Dr. Brewster Higley wrote lyrics that read, “Home, home on the range,” a place where “the skies are not cloudy all day.” While this song wasn’t necessarily written for New Mexico, it certainly comes to mind when I see grassy lands where “the deer and the antelope play.”
In the past few years, New Mexico experienced a long season of drought, making it difficult for ranchers and farmers, and impacted grazing lands and wildlife across the state. Most recently, southeastern New Mexico is experiencing enough rain to take us out of the severe drought category, as determined by the U.S. Drought Monitor.
When Katharine Lee Bates wrote, “Oh beautiful, for spacious skies,” she couldn’t see New Mexico from the top of Pikes Peak. However, her poem encapsulated all of America from “sea to shining sea.” According to the “State Symbols USA” website, New Mexico is called the Land of Enchantment because of its scenic beauty and rich history. Since the early 1920s, one of New Mexico’s appeals is found in our southeastern landscape’s deepest reservoirs, rich petroleum and natural gas.
The magic of the desert offers healing sunlight providing an unlimited supply of vitamin D. The fascinating karsts that, without getting too scientific, allow the flow and storage of groundwater. The New Mexico plains are full of charm. Since the (monsoon) rains, it is delightful to see the beautiful purple and yellow wildflowers and the wavy grasses fill the once-barren landscape due to previous seasons of drought.
As you read the poetic rhythm of this article, you may be asking, what does this have to do with CEHMM? As stated above, with the rains came an increase in grasses and other vegetation. However, there are places where unused roads, pipelines, and old well pads create a less than optimal environment for natural growth. This is where CEHMM comes in.
Our rangeland biologist creates a custom-made seed mix specific to the site. Then the seeds are placed in the ground with little to no disturbance with our state-of-the-art no-till seed drill. …
CEHMM, a 501(c)3 nonprofit organization located in Carlsbad, has a reseeding and reclamation program proven to show results, especially given the … rains seen throughout the area.
Beginning in Carlsbad in 2004, CEHMM is an organization that is proud of our efforts that help keep industry on the ground, working through our environmental services while simultaneously providing conservation efforts through cooperative conservation.

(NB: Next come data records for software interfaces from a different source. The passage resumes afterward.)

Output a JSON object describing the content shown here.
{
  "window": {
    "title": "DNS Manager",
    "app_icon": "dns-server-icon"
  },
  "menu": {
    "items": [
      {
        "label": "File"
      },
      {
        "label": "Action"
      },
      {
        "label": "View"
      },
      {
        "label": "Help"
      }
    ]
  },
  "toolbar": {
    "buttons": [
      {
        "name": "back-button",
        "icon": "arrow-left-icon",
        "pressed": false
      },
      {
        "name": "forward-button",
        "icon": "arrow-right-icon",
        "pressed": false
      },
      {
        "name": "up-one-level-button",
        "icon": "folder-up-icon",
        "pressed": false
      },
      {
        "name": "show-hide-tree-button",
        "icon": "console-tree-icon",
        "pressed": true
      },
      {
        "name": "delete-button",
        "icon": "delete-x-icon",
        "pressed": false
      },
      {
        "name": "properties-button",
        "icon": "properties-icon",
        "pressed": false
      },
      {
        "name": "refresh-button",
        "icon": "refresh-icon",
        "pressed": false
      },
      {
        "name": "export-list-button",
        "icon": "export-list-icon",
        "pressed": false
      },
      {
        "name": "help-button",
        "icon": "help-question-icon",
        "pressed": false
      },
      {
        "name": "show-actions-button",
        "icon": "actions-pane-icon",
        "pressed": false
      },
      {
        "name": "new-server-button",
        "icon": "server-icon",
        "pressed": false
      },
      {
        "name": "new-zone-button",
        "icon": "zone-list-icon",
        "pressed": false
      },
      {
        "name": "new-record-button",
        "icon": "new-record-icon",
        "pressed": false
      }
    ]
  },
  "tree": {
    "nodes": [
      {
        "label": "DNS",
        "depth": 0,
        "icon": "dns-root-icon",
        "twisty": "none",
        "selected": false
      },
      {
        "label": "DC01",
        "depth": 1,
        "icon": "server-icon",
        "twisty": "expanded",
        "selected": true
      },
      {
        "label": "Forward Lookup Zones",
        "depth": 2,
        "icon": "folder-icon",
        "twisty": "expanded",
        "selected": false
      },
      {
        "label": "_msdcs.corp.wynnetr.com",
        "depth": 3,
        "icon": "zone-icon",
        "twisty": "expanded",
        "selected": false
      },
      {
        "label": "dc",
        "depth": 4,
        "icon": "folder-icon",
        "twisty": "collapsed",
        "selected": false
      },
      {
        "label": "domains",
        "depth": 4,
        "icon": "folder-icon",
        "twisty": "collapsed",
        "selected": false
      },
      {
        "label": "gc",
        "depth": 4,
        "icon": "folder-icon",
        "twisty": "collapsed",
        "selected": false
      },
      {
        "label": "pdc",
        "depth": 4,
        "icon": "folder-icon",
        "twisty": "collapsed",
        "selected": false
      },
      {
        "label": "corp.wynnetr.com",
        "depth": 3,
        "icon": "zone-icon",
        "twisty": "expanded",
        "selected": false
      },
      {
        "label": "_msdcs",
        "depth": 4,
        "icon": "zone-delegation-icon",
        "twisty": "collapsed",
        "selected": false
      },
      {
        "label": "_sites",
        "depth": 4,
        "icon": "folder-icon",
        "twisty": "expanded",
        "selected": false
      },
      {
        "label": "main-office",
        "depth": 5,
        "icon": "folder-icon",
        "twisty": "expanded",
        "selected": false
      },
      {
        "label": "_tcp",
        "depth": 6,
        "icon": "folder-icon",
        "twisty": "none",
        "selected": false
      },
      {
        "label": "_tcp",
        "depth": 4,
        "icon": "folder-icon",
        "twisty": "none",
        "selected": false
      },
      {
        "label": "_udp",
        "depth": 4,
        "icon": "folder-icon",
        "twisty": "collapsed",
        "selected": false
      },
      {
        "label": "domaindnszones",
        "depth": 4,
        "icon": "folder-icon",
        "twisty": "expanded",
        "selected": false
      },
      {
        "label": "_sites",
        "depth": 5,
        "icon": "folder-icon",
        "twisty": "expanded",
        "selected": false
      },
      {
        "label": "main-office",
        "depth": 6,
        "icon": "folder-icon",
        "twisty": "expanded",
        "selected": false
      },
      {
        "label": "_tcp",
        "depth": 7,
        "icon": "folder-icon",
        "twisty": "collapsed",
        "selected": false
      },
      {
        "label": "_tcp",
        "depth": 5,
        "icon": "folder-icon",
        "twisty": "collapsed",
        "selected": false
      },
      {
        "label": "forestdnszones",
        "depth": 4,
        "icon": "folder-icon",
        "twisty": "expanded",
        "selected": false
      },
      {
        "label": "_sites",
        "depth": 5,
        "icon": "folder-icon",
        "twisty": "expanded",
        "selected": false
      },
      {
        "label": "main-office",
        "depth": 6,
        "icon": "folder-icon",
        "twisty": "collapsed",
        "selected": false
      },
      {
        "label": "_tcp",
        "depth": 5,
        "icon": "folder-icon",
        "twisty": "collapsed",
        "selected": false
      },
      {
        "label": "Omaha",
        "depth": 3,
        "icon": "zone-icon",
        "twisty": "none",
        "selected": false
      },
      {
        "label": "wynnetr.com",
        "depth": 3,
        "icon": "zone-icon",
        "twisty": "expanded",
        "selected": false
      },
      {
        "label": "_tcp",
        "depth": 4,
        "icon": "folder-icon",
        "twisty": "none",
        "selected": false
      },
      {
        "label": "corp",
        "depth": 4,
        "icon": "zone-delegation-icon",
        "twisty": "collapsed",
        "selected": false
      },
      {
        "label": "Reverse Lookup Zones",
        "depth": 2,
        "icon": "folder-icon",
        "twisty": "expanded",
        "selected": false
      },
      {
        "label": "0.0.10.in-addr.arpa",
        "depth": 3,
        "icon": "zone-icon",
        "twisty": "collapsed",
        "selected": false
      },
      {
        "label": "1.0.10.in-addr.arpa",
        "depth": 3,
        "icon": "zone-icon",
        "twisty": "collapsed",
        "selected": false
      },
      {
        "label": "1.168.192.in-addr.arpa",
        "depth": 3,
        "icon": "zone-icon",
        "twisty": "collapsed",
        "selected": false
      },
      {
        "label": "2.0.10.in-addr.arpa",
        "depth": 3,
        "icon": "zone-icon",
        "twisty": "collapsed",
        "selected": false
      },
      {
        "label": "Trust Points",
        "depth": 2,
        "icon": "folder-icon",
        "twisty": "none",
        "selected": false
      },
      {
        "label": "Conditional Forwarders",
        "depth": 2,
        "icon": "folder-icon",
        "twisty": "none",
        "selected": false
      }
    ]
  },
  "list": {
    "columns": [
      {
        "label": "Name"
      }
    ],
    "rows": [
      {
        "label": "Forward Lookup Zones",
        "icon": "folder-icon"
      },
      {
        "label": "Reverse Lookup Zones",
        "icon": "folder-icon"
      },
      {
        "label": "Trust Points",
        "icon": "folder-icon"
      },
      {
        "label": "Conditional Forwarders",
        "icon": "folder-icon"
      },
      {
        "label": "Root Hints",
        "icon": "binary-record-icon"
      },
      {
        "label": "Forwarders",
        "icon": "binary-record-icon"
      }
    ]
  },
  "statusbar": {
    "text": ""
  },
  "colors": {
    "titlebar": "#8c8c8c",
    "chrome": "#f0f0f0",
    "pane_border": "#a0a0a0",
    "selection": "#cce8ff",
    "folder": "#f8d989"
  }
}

For further information on this or other ways CEHMM can assist your activities on the landscape, visit our website at www.cehmm.org or call the CEHMM office at 575-885-3700.
CEHMM is a 501(c)3 nonprofit corporation with a wide range of cutting-edge programs that work toward practical solutions that affect both human health and the environment.